Re-post from my personal blog. Originally written Oct. 14, 2007.
Hoping to enjoy the Blue Ridge Mountains blanketed in fall foliage at the peak of color, I set out for a drive and a long-overdue visit to Linden Vineyards.
The biggest threat to serious, wine-loving customers at Linden and other local wineries is the throngs of partiers who stream from one winery to another, aiming to hit as many wineries as possible in one day. Unappreciative of wine quality, and often raucous and partially inebriated, these partiers crowd the wineries, creating a frat-party type of atmosphere. It has become such a problem in California’s Napa Valley and other states such as New York, that wineries have started to impose limits on the size of groups allowed through their doors. Jim Law, Linden’s owner/winemaker, enacted similar restrictions a while ago – allowing only groups smaller than six, and absolutely prohibiting limousine tours or special events. Still, we were a bit concerned that the fall weather would bring out too many small groups of party people.
Never fear! We arrived around 3:30 to find only moderate crowds, and there was still space in Jim’s 4 pm cellar tasting. Shari Avenius, owner of Avenius Vineyards, was behind the tasting bar to help us. She remembered us as she was the one who did the cellar tasting for me, Crysty, and Mindy after our “near-death backpacking trip” that we told her all about. Shari was pouring the ’06 Seyval (as crisp, citrusy, and refreshing as ever), the ’05 Boisseau Chardonnay (a single-vineyard Chardonnay, slightly oaky), the ’03 Claret (my favorite Thanksgiving Turkey wine – light, fruit-forward, but with herb notes) and the ’06 Vidal Riesling (slightly sweet, not my favorite style wine, but still well crafted).

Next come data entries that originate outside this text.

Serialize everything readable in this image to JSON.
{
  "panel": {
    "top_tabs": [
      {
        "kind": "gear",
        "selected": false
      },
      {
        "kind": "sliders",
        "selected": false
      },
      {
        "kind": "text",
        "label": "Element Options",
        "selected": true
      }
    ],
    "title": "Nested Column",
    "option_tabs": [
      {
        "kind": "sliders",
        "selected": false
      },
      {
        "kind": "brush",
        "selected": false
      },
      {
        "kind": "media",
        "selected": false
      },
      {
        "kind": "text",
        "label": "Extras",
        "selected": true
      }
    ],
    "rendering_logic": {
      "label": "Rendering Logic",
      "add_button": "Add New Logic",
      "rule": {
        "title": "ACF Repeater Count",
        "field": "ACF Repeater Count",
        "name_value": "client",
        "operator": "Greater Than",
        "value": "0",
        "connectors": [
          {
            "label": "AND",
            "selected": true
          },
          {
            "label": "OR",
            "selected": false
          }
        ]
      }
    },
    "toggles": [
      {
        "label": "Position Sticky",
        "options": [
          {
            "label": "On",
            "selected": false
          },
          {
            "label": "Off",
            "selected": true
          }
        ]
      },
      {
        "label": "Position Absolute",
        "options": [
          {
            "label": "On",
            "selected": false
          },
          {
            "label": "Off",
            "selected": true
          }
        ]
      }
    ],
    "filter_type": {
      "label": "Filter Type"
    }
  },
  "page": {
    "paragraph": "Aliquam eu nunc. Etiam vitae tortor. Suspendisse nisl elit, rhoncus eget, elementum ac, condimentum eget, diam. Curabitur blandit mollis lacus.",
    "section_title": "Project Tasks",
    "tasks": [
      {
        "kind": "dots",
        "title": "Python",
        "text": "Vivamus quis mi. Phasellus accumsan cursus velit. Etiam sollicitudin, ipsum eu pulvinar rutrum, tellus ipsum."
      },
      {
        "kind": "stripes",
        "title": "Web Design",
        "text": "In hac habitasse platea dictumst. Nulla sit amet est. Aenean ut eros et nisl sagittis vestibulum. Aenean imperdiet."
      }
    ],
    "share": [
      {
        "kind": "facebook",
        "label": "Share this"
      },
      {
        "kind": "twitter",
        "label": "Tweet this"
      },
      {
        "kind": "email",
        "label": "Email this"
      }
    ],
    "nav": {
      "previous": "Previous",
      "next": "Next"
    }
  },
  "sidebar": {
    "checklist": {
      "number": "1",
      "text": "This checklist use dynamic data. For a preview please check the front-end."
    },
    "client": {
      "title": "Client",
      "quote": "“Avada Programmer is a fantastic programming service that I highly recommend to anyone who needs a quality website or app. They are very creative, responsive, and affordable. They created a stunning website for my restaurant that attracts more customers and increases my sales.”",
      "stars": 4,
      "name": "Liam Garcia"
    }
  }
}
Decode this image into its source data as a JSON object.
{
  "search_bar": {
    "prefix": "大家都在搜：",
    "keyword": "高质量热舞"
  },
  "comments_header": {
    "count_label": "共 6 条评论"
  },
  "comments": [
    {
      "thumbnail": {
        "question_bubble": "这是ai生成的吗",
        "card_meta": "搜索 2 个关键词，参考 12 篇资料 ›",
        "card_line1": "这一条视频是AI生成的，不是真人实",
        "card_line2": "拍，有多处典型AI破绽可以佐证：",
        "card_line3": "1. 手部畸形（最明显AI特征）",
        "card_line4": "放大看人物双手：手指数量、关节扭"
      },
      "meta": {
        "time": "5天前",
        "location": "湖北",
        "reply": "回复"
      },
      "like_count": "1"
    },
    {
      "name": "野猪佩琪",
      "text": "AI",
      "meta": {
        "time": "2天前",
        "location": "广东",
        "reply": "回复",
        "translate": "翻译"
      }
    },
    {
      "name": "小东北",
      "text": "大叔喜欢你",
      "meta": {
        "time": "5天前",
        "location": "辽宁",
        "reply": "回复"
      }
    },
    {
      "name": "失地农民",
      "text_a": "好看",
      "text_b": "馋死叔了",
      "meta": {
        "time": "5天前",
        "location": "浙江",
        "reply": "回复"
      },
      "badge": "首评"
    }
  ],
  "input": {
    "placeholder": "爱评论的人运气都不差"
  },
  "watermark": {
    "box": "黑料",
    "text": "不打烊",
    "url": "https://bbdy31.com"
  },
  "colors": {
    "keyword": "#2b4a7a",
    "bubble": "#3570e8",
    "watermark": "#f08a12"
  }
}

In the cellar we compared the ’02 Avenius Chardonnay to the ’05 Chardonnay, the latter of which had undergone completely natural yeast production with no additional yeast being added during production. I have to say I appreciated their differences, but found myself more drawn to the crisp and acidic 2002 vintage. However, I think the 2005 will age nicely, and would go well with food.
Perhaps due to the cool fall air, I was more in the mood to taste red wine. The 2005 Boisseau was delightful; I was surprised at how complex it was despite its youth. Jim seemed pretty excited about the Boisseau red, and projected it would be at its best in 3-4 years. Jim commented that Boisseau’s valley location had taken some getting used to, and he would never create a single-vineyard wine until he was satisfied that he could showcase the grapes in the best light. 2005 was the first year for the Boisseau red.
Linden’s Bittersweet, a 100% Petit Verdot wine, made in the style of Italian Amarone, was a treat. The wine had come about by accident – when the grapes started to dry on the vines (not a desirable situation), Jim remembered that he could produce a different style of wine to cope with the situation. Amarone, Italian for “big bitter,” is wine created from partially dried grapes. The 2003 Bittersweet, is a delicious surprise. With dark and concentrated flavor, Jim likens it to “Petit Verdot on steroids.” That’s fine by me, as Petit Verdot is one of my favorite grape varietals. This super star, sold only by the $25 half bottle, is definitely a wine for special occasions.
We finished with the always delicious 2004 Late Harvest paired with a gorgonzola & pear (I think) tart. The perfect end to the perfect tasting!